**EXERCISE INPUTS:**
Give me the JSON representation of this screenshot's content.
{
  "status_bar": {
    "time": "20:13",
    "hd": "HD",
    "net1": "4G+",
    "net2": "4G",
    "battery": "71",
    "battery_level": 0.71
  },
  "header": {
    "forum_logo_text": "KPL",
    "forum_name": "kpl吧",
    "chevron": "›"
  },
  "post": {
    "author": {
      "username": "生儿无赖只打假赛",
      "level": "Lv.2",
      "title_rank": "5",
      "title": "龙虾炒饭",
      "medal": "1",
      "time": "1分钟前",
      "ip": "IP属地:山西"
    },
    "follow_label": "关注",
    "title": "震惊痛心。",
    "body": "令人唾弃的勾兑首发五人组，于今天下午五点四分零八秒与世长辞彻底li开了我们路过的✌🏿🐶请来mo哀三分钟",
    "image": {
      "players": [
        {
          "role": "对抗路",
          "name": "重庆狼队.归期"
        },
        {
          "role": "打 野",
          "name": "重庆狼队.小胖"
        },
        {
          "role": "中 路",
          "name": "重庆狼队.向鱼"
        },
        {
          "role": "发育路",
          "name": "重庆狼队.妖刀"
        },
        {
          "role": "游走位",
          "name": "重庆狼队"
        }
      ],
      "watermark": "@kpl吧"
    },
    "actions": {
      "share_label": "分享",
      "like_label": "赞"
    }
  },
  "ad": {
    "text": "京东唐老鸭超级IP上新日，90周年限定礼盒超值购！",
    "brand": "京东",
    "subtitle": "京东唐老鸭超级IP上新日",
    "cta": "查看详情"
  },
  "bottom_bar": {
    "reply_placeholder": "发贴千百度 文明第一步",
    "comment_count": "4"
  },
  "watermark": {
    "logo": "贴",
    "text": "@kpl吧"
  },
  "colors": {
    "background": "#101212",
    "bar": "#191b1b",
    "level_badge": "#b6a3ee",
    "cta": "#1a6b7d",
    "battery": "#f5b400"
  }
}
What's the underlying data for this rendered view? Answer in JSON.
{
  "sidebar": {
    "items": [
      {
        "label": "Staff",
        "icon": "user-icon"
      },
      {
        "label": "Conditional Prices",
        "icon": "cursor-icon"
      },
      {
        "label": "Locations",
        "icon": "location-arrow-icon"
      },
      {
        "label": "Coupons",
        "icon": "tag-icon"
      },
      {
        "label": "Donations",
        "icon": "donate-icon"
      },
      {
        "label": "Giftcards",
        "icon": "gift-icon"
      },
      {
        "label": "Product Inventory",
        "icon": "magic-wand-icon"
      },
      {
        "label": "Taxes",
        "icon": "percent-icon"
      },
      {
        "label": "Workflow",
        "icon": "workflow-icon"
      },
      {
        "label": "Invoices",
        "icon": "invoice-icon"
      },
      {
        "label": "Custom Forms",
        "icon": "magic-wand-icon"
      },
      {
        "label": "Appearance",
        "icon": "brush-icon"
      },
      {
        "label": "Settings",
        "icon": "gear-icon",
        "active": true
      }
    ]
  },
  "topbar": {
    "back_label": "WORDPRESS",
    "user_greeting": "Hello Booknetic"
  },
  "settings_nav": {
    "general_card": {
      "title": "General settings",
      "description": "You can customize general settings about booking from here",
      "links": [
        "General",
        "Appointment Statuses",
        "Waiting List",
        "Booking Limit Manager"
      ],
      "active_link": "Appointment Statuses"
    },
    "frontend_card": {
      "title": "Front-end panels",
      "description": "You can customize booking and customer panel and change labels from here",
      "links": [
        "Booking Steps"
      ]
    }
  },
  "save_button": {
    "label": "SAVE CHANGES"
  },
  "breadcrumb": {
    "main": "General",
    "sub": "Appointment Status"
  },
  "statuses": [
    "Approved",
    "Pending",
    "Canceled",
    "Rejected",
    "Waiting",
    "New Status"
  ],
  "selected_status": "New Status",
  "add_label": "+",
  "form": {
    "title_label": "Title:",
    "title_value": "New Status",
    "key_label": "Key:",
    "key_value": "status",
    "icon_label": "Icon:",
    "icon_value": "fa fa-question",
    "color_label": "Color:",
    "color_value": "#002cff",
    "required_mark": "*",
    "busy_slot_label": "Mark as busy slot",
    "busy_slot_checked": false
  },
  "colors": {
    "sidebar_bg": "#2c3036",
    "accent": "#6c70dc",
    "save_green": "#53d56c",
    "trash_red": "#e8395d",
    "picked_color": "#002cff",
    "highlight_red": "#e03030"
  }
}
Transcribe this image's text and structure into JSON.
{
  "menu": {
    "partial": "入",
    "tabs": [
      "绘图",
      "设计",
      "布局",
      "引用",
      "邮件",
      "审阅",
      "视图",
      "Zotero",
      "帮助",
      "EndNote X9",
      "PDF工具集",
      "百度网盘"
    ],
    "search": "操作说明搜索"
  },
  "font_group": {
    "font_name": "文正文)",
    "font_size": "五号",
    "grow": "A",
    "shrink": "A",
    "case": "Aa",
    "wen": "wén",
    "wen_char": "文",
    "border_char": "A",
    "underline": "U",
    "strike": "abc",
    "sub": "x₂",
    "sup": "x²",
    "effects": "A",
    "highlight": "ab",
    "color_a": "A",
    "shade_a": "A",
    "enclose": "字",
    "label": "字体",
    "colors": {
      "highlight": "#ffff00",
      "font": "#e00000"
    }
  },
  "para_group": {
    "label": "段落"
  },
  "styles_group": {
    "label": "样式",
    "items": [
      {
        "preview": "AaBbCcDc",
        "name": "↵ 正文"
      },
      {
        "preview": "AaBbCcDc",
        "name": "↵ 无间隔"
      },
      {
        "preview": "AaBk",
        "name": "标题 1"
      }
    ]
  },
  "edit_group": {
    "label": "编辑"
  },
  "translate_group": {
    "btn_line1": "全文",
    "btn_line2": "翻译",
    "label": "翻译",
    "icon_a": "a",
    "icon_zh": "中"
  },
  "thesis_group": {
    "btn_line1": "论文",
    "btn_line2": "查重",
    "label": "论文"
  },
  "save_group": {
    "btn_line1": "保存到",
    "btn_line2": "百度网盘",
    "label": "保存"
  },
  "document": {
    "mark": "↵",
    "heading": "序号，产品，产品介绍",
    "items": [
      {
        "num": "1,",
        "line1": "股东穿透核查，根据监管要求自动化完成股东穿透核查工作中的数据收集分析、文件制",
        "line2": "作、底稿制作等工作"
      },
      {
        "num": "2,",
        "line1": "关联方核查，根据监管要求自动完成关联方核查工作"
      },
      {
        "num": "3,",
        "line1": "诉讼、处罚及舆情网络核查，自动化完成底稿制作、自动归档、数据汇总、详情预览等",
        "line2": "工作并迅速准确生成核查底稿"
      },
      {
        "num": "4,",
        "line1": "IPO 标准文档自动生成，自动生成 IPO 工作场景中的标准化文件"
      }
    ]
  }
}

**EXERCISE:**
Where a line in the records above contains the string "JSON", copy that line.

**REPLY TO THE TASK:**
Give me the JSON representation of this screenshot's content.
What's the underlying data for this rendered view? Answer in JSON.
Transcribe this image's text and structure into JSON.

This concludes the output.